Records from a collection:
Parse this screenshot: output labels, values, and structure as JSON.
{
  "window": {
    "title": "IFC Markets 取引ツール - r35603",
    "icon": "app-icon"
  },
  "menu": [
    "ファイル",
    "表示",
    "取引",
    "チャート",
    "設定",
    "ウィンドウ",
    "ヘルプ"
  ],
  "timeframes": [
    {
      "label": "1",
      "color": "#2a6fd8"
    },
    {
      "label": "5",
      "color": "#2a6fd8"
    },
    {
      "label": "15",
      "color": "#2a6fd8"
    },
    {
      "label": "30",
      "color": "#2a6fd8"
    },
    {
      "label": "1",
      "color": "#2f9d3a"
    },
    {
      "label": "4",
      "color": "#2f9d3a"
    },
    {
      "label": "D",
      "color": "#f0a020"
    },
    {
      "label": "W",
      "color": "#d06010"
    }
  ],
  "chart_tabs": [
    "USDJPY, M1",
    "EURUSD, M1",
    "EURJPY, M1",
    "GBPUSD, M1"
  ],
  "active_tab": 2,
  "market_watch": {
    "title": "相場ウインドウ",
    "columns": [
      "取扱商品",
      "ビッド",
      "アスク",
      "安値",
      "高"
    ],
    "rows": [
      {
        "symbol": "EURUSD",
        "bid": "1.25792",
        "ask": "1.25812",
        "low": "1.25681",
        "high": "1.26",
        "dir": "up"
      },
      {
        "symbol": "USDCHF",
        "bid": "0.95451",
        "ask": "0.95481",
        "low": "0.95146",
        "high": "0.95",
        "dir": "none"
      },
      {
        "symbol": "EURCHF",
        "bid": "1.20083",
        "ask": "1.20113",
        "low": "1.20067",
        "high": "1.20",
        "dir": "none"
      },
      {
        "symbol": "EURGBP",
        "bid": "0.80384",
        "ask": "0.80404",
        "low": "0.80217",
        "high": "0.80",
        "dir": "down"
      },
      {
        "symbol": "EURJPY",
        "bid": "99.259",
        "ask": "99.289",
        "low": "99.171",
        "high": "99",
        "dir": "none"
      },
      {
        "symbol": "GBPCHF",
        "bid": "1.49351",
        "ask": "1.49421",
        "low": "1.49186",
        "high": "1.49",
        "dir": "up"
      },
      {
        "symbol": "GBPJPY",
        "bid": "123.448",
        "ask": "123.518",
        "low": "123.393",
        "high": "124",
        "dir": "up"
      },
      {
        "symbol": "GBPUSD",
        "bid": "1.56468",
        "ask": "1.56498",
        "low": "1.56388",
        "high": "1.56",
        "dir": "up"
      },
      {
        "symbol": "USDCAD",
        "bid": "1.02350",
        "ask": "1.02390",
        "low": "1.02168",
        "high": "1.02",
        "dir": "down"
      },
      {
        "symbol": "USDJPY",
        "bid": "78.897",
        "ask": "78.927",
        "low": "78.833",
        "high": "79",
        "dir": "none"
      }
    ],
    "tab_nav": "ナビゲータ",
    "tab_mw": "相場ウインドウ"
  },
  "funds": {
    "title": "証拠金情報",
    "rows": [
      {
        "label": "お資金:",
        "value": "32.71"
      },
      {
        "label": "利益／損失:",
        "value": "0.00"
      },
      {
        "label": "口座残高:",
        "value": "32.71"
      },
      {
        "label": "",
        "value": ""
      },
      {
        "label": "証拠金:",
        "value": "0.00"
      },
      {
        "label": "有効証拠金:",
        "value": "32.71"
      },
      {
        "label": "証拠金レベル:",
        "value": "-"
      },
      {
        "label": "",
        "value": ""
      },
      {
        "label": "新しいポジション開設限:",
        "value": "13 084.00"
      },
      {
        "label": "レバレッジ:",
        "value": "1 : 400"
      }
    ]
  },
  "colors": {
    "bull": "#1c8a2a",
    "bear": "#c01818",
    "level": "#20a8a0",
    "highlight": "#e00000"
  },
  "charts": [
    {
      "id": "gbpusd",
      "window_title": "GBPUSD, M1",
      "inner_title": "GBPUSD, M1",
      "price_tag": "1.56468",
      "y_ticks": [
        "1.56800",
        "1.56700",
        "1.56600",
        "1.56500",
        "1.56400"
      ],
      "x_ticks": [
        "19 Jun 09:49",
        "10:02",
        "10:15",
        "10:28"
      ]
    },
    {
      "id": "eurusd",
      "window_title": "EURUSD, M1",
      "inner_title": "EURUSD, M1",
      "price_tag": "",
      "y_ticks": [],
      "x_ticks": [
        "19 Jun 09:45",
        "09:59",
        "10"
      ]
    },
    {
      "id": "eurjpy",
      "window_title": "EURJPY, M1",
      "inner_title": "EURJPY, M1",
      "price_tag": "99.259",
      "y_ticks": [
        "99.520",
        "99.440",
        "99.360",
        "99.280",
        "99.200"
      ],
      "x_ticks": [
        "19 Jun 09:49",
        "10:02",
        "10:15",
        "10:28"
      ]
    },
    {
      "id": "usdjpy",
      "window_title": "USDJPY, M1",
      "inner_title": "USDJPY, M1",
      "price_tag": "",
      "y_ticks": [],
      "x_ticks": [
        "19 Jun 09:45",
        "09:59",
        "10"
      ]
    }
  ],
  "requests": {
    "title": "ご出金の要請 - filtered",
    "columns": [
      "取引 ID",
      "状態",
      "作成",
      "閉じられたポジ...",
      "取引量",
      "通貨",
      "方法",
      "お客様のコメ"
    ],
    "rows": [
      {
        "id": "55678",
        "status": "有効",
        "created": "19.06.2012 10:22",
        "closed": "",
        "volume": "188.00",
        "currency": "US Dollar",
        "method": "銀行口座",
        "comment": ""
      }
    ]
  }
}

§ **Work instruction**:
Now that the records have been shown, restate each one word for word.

§ **Task result**:
Parse this screenshot: output labels, values, and structure as JSON.
{
  "window": {
    "title": "IFC Markets 取引ツール - r35603",
    "icon": "app-icon"
  },
  "menu": [
    "ファイル",
    "表示",
    "取引",
    "チャート",
    "設定",
    "ウィンドウ",
    "ヘルプ"
  ],
  "timeframes": [
    {
      "label": "1",
      "color": "#2a6fd8"
    },
    {
      "label": "5",
      "color": "#2a6fd8"
    },
    {
      "label": "15",
      "color": "#2a6fd8"
    },
    {
      "label": "30",
      "color": "#2a6fd8"
    },
    {
      "label": "1",
      "color": "#2f9d3a"
    },
    {
      "label": "4",
      "color": "#2f9d3a"
    },
    {
      "label": "D",
      "color": "#f0a020"
    },
    {
      "label": "W",
      "color": "#d06010"
    }
  ],
  "chart_tabs": [
    "USDJPY, M1",
    "EURUSD, M1",
    "EURJPY, M1",
    "GBPUSD, M1"
  ],
  "active_tab": 2,
  "market_watch": {
    "title": "相場ウインドウ",
    "columns": [
      "取扱商品",
      "ビッド",
      "アスク",
      "安値",
      "高"
    ],
    "rows": [
      {
        "symbol": "EURUSD",
        "bid": "1.25792",
        "ask": "1.25812",
        "low": "1.25681",
        "high": "1.26",
        "dir": "up"
      },
      {
        "symbol": "USDCHF",
        "bid": "0.95451",
        "ask": "0.95481",
        "low": "0.95146",
        "high": "0.95",
        "dir": "none"
      },
      {
        "symbol": "EURCHF",
        "bid": "1.20083",
        "ask": "1.20113",
        "low": "1.20067",
        "high": "1.20",
        "dir": "none"
      },
      {
        "symbol": "EURGBP",
        "bid": "0.80384",
        "ask": "0.80404",
        "low": "0.80217",
        "high": "0.80",
        "dir": "down"
      },
      {
        "symbol": "EURJPY",
        "bid": "99.259",
        "ask": "99.289",
        "low": "99.171",
        "high": "99",
        "dir": "none"
      },
      {
        "symbol": "GBPCHF",
        "bid": "1.49351",
        "ask": "1.49421",
        "low": "1.49186",
        "high": "1.49",
        "dir": "up"
      },
      {
        "symbol": "GBPJPY",
        "bid": "123.448",
        "ask": "123.518",
        "low": "123.393",
        "high": "124",
        "dir": "up"
      },
      {
        "symbol": "GBPUSD",
        "bid": "1.56468",
        "ask": "1.56498",
        "low": "1.56388",
        "high": "1.56",
        "dir": "up"
      },
      {
        "symbol": "USDCAD",
        "bid": "1.02350",
        "ask": "1.02390",
        "low": "1.02168",
        "high": "1.02",
        "dir": "down"
      },
      {
        "symbol": "USDJPY",
        "bid": "78.897",
        "ask": "78.927",
        "low": "78.833",
        "high": "79",
        "dir": "none"
      }
    ],
    "tab_nav": "ナビゲータ",
    "tab_mw": "相場ウインドウ"
  },
  "funds": {
    "title": "証拠金情報",
    "rows": [
      {
        "label": "お資金:",
        "value": "32.71"
      },
      {
        "label": "利益／損失:",
        "value": "0.00"
      },
      {
        "label": "口座残高:",
        "value": "32.71"
      },
      {
        "label": "",
        "value": ""
      },
      {
        "label": "証拠金:",
        "value": "0.00"
      },
      {
        "label": "有効証拠金:",
        "value": "32.71"
      },
      {
        "label": "証拠金レベル:",
        "value": "-"
      },
      {
        "label": "",
        "value": ""
      },
      {
        "label": "新しいポジション開設限:",
        "value": "13 084.00"
      },
      {
        "label": "レバレッジ:",
        "value": "1 : 400"
      }
    ]
  },
  "colors": {
    "bull": "#1c8a2a",
    "bear": "#c01818",
    "level": "#20a8a0",
    "highlight": "#e00000"
  },
  "charts": [
    {
      "id": "gbpusd",
      "window_title": "GBPUSD, M1",
      "inner_title": "GBPUSD, M1",
      "price_tag": "1.56468",
      "y_ticks": [
        "1.56800",
        "1.56700",
        "1.56600",
        "1.56500",
        "1.56400"
      ],
      "x_ticks": [
        "19 Jun 09:49",
        "10:02",
        "10:15",
        "10:28"
      ]
    },
    {
      "id": "eurusd",
      "window_title": "EURUSD, M1",
      "inner_title": "EURUSD, M1",
      "price_tag": "",
      "y_ticks": [],
      "x_ticks": [
        "19 Jun 09:45",
        "09:59",
        "10"
      ]
    },
    {
      "id": "eurjpy",
      "window_title": "EURJPY, M1",
      "inner_title": "EURJPY, M1",
      "price_tag": "99.259",
      "y_ticks": [
        "99.520",
        "99.440",
        "99.360",
        "99.280",
        "99.200"
      ],
      "x_ticks": [
        "19 Jun 09:49",
        "10:02",
        "10:15",
        "10:28"
      ]
    },
    {
      "id": "usdjpy",
      "window_title": "USDJPY, M1",
      "inner_title": "USDJPY, M1",
      "price_tag": "",
      "y_ticks": [],
      "x_ticks": [
        "19 Jun 09:45",
        "09:59",
        "10"
      ]
    }
  ],
  "requests": {
    "title": "ご出金の要請 - filtered",
    "columns": [
      "取引 ID",
      "状態",
      "作成",
      "閉じられたポジ...",
      "取引量",
      "通貨",
      "方法",
      "お客様のコメ"
    ],
    "rows": [
      {
        "id": "55678",
        "status": "有効",
        "created": "19.06.2012 10:22",
        "closed": "",
        "volume": "188.00",
        "currency": "US Dollar",
        "method": "銀行口座",
        "comment": ""
      }
    ]
  }
}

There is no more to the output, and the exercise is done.